    Love the photo of Mount Hood!

    1. I’ve been to Seattle many times but never ventured to the east. usually go up the coast or down the coast. on one of my next trips I’ll need to drive to the east and see it too.

    1. we were there a few years ago around Christmas time and it was really nice. I didn’t have good camera at that time and took very few pictures…so it is all just in my memories

  4. Dmitrii — your comments on organizational claustrophobia are spot on! The pic captures the essence of your message. It so sums up what is some of the best about being American. Glad you came. We’re all better for having you arrive.

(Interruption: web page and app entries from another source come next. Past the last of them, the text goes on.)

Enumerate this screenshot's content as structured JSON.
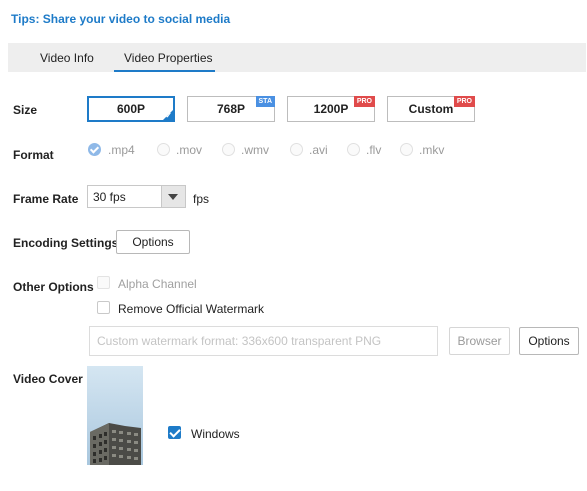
{
  "tips": "Tips: Share your video to social media",
  "tabs": [
    {
      "label": "Video Info",
      "active": false
    },
    {
      "label": "Video Properties",
      "active": true
    }
  ],
  "size": {
    "label": "Size",
    "options": [
      {
        "label": "600P",
        "badge": "",
        "selected": true
      },
      {
        "label": "768P",
        "badge": "STA",
        "selected": false
      },
      {
        "label": "1200P",
        "badge": "PRO",
        "selected": false
      },
      {
        "label": "Custom",
        "badge": "PRO",
        "selected": false
      }
    ]
  },
  "format": {
    "label": "Format",
    "options": [
      ".mp4",
      ".mov",
      ".wmv",
      ".avi",
      ".flv",
      ".mkv"
    ],
    "selected": ".mp4"
  },
  "frame_rate": {
    "label": "Frame Rate",
    "value": "30 fps",
    "unit": "fps"
  },
  "encoding": {
    "label": "Encoding Settings",
    "button": "Options"
  },
  "other_options": {
    "label": "Other Options",
    "alpha_channel": {
      "label": "Alpha Channel",
      "checked": false,
      "enabled": false
    },
    "remove_watermark": {
      "label": "Remove Official Watermark",
      "checked": false,
      "enabled": true
    },
    "watermark_placeholder": "Custom watermark format: 336x600 transparent PNG",
    "browser_button": "Browser",
    "options_button": "Options"
  },
  "video_cover": {
    "label": "Video Cover",
    "windows": {
      "label": "Windows",
      "checked": true
    }
  },
  "colors": {
    "accent": "#1e7bc8",
    "sta_badge": "#4a90e2",
    "pro_badge": "#e04b4b",
    "tab_bar": "#eeeeee"
  }
}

  5. Great that you changed your life to better suit the person that you are, that genuine self that we often don’t recognize or can’t recognize due to ‘life’ constraints. I think that is why you are able to capture meaningful photos. Great shot!

  6. I have family in Oregon so, occasionally I do travel there. I agree with you about the environment. What a beautifully diverse state. I love this photo.

  7. Really enjoyed this post (always love your fotos); especially what you say about open spaces inspiring panic. Maybe this is related to what the early white/Anglo settlers felt as they moved Westward from the East Coast of the US. Maybe they didn’t know what to do with so much space. Also interesting about the change in landscape from Western to Eastern Oregon; crossing the Cascades, right? You can see similar changes in California, where I live: around the Sierra Nevada mountains, and also farther north, near the OR border. Was curious about where in Russia you’re from – I have family in Kaluga. Keep up the good work.

    1. yep, crossing Cascades. It is one thing to see it on TV or read and another to experience it yourself. Very cool. btw, I grew up in Kazakhstan.

  8. I love open wide landscapes like this too, they meke me feel free and happy. Even in small Denmark I find wide open landscapes! But I’ll never forget many of my experiences around the world in larger coutries like America, Australia, Tibet, China – or New Zealand.
    I have never seen Mt. Hood – wish I will – what a beautiful Mountain!

  9. Great photo! Being born and raised by the ocean I still feel a bit claustrophobic about living inland…in the “green prison”, with no proper horizon.

  10. We have views like that here in Australia, you have to travel a fair way into the centre to get them. I haven’t done that yet, but hope to in the near future. YOur image makes me want to do it more. Great shot.

  11. Ah Mt. Hood….one of my favorite subjects when the weather cooperates, which it is not this week. I’m glad you’ve been able to visit our wonderful state. And thanks also for visiting Hickson Images.

Leave a Reply

This site uses Akismet to reduce spam. Learn how your comment data is processed.